Exercise directions: Identify each line below that contains the word "data", and copy it out.

__________

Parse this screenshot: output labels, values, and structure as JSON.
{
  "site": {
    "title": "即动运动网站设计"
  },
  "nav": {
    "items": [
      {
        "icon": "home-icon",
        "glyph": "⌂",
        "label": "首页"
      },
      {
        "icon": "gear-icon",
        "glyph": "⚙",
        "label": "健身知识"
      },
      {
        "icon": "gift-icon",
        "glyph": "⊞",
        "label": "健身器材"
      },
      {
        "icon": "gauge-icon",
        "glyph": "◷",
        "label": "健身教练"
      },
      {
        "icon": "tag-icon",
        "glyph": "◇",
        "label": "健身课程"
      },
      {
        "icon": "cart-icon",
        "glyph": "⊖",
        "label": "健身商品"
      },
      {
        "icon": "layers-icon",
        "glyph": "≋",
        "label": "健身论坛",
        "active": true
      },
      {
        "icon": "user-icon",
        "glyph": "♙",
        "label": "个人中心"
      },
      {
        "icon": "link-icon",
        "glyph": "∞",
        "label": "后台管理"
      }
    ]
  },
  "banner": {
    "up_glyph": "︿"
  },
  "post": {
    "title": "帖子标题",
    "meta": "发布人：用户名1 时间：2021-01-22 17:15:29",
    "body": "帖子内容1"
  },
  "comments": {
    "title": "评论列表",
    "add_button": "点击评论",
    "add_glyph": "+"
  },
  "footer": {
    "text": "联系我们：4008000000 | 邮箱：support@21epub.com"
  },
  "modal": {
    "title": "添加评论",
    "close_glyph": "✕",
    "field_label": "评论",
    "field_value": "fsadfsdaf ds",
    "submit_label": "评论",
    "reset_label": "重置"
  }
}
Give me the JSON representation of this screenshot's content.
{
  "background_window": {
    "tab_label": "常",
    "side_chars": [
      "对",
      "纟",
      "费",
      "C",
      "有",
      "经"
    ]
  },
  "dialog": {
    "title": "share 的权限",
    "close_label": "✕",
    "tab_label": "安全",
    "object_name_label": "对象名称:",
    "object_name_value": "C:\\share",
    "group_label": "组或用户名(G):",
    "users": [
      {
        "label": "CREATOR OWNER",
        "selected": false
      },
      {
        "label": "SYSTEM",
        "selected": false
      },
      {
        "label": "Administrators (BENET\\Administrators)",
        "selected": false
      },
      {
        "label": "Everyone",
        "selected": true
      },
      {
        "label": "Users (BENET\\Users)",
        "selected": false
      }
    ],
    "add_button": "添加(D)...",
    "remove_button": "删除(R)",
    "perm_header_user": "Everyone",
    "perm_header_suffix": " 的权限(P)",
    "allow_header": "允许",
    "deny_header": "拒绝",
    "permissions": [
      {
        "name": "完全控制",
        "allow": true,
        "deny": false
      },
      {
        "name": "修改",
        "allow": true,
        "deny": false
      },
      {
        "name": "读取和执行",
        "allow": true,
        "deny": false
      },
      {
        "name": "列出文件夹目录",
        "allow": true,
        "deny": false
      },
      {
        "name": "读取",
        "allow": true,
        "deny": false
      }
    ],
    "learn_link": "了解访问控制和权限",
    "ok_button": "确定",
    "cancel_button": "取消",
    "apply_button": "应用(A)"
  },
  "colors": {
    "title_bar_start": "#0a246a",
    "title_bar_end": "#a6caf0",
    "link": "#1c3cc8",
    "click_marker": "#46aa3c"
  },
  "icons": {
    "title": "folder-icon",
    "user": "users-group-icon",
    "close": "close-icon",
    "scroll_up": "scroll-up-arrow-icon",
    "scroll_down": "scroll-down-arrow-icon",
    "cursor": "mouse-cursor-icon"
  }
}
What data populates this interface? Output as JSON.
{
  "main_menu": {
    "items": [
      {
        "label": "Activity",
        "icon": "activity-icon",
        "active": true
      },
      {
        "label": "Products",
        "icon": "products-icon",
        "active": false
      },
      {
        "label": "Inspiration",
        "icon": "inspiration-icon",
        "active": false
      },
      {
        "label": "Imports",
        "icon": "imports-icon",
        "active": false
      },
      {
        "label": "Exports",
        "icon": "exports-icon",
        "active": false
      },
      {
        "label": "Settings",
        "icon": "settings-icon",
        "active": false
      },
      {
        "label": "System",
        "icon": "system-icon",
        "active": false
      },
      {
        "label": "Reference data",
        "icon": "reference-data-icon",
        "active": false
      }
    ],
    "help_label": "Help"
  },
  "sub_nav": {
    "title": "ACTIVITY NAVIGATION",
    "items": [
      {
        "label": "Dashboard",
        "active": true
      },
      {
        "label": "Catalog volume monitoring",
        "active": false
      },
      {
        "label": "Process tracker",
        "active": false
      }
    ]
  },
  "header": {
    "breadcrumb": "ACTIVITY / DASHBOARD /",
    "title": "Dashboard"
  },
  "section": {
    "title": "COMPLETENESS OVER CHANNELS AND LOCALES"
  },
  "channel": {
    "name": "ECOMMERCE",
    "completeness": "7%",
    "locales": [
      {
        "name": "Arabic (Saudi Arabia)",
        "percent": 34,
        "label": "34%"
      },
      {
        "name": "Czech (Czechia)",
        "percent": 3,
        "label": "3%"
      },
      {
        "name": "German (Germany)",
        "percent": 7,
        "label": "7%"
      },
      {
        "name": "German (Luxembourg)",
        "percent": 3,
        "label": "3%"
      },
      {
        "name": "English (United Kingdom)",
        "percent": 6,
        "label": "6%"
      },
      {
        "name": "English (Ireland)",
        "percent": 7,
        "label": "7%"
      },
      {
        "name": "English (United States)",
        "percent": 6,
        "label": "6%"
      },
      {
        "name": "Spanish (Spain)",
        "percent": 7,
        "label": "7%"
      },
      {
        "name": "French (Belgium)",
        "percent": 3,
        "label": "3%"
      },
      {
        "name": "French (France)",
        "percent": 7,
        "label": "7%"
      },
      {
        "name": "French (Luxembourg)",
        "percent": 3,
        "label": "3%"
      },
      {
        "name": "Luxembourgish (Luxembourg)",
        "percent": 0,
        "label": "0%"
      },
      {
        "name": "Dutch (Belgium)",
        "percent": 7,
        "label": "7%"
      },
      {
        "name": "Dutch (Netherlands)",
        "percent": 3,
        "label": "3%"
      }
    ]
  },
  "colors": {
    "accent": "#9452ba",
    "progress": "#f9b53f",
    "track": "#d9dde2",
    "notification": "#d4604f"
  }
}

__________

Exercise answer:
What data populates this interface? Output as JSON.
        "label": "Reference data",
        "icon": "reference-data-icon",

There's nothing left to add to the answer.